The track record ("past") of the data controller or data processor who committed the infringement can be considered here. The authority may carry out a fairly wide-ranging evaluation, as the Guidelines provide that essentially any violation of any provision of the Regulation may be "relevant".
f) the degree of cooperation with the supervisory authority, in order to remedy the infringement and mitigate the possible adverse effects of the infringement:
The assessment of this criterion is mainly due to the determination of the amount of the fine (i.e., essentially, when it has already been decided that a fine will in any event be imposed).
In itself, fulfillment of a legal obligation (e.g. allowing an "on-site inspection" by the authority) cannot in itself mitigate the consequences.
g) the categories of personal data affected by the infringement:
The following questions may arise:
- “Does the infringement concern processing of special categories of data set out in articles 9 or 10 of the Regulation?
- Is the data directly identifiable/ indirectly identifiable?
- Does the processing involve data whose dissemination would cause immediate damage/distress to the individual (which falls outside the category of article 9 or 10)?
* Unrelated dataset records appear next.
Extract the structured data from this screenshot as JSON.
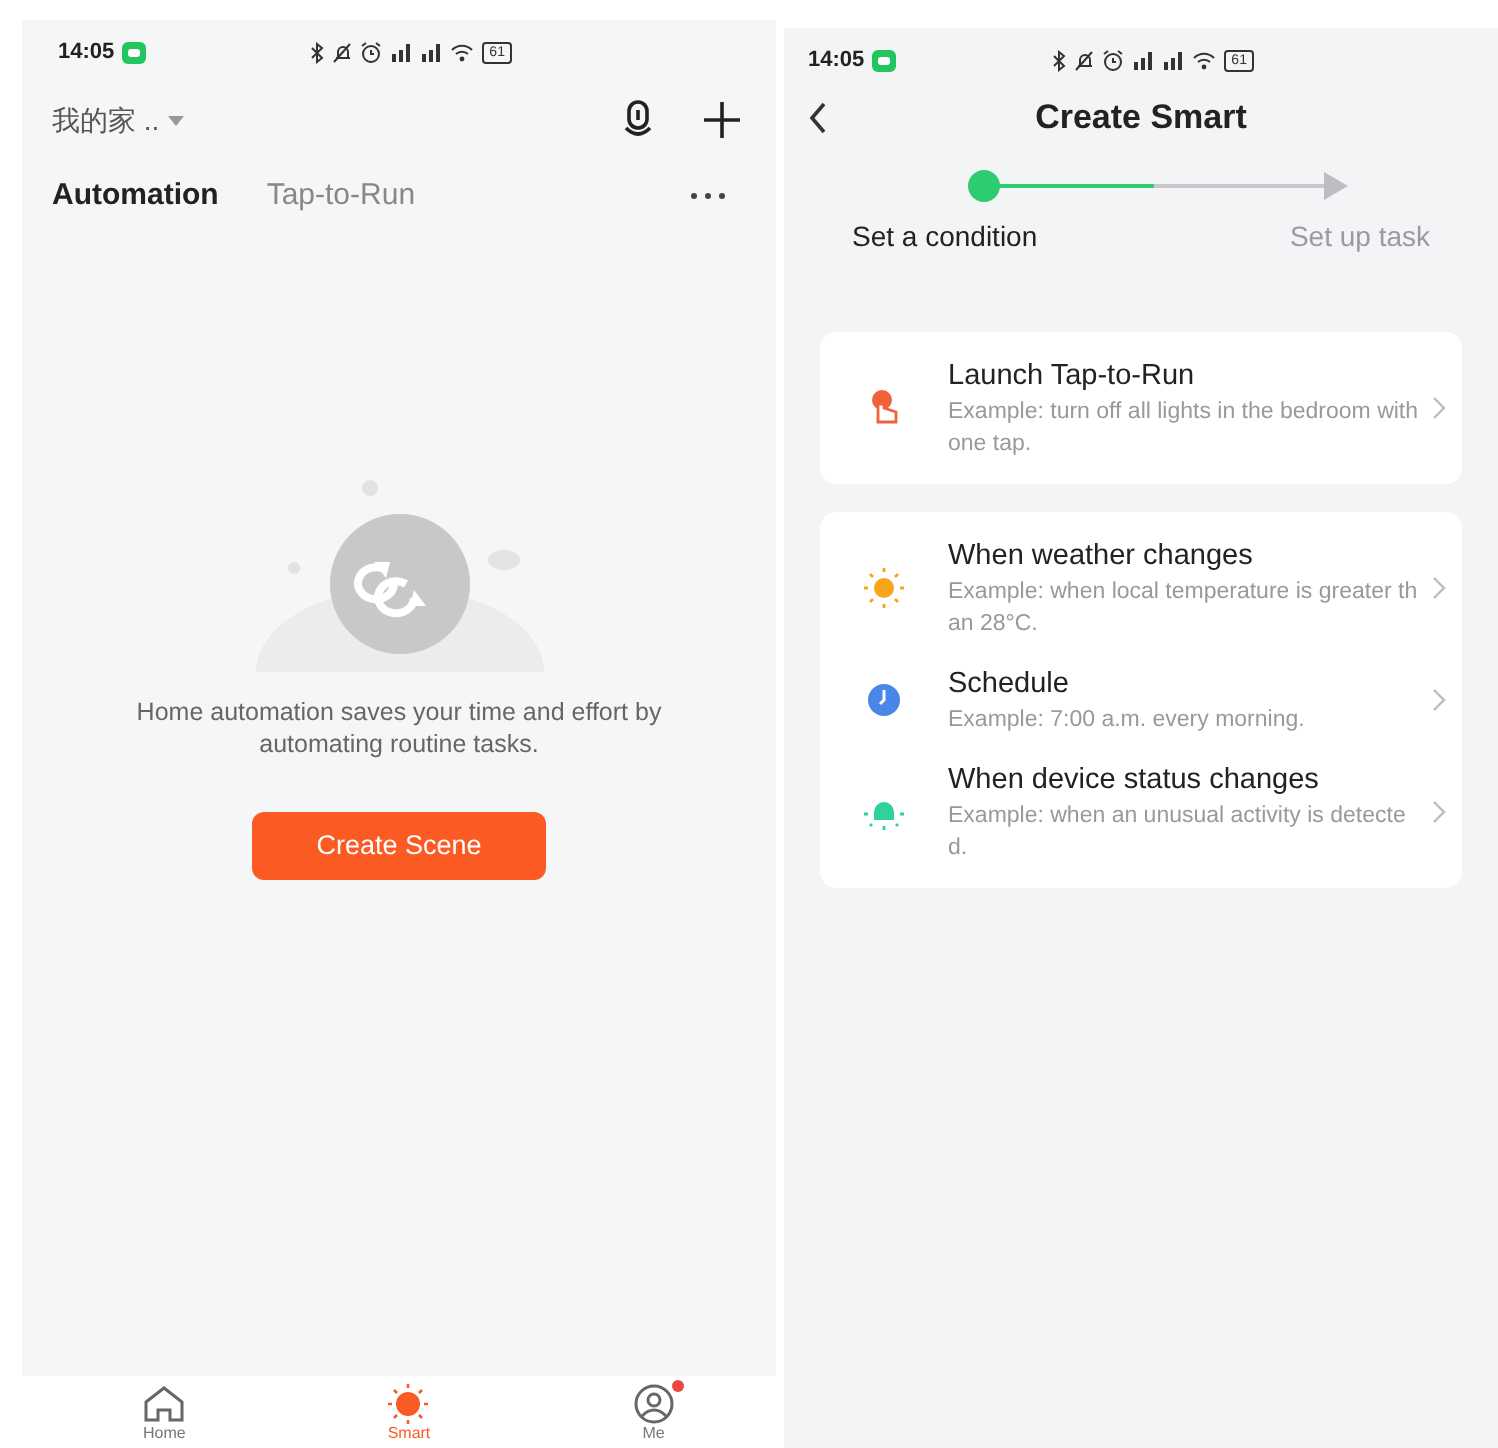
{
  "left_screen": {
    "status_bar": {
      "time": "14:05",
      "battery": "61"
    },
    "home_name": "我的家 ..",
    "tabs": [
      {
        "label": "Automation",
        "selected": true
      },
      {
        "label": "Tap-to-Run",
        "selected": false
      }
    ],
    "empty_state": {
      "message": "Home automation saves your time and effort by automating routine tasks."
    },
    "create_button": "Create Scene",
    "bottom_nav": [
      {
        "kind": "home",
        "label": "Home",
        "selected": false,
        "badge": false
      },
      {
        "kind": "smart",
        "label": "Smart",
        "selected": true,
        "badge": false
      },
      {
        "kind": "me",
        "label": "Me",
        "selected": false,
        "badge": true
      }
    ]
  },
  "right_screen": {
    "status_bar": {
      "time": "14:05",
      "battery": "61"
    },
    "title": "Create Smart",
    "progress": {
      "level": 0.5
    },
    "steps": [
      {
        "label": "Set a condition",
        "active": true
      },
      {
        "label": "Set up task",
        "active": false
      }
    ],
    "cards": [
      {
        "items": [
          {
            "kind": "tap",
            "title": "Launch Tap-to-Run",
            "description": "Example: turn off all lights in the bedroom with one tap."
          }
        ]
      },
      {
        "items": [
          {
            "kind": "weather",
            "title": "When weather changes",
            "description": "Example: when local temperature is greater than 28°C."
          },
          {
            "kind": "schedule",
            "title": "Schedule",
            "description": "Example: 7:00 a.m. every morning."
          },
          {
            "kind": "device",
            "title": "When device status changes",
            "description": "Example: when an unusual activity is detected."
          }
        ]
      }
    ]
  }
}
- Is the data directly available without technical protections, or is it encrypted?”
h) the manner in which the infringement became known to the supervisory authority, in particular whether, and if so to what extent, the controller or processor notified the infringement:
The mandatory notification of the data breaches pursuant to the Regulation cannot constitute a mitigating factor.
i) where measures referred to in Article 58(2) have previously been ordered against the controller or processor concerned with regard to the same subject-matter, compliance with those measures:
Here, as opposed to Point e) above, it is an assessment of the measure "with regard to the same subject matter". (That is, it is more narrowly evaluated by the authority than in case of Point e).)
j) adherence to approved codes of conduct pursuant to Article 40 or approved certification mechanisms pursuant to Article 42:
In some cases, the authority may be satisfied that the community responsible for implementing the Code of Conduct will take the necessary actions. (It is therefore possible to have self-regulation, but of course the authority is not bound by any decision made by the self-regulatory body.)
However, “non-compliance with self-regulatory measures could also reveal the controller’s/processor’s negligence or intentional behaviour of non-compliance.”
k) any other aggravating or mitigating factor applicable to the circumstances of the case, such as financial benefits gained, or losses avoided, directly or indirectly, from the infringement:
This point allows the evaluation of other aspects not mentioned above. According to the Guidelines, if the data controller has obtained profit as a result of the infringement, it may be a strong indication that a fine need to be imposed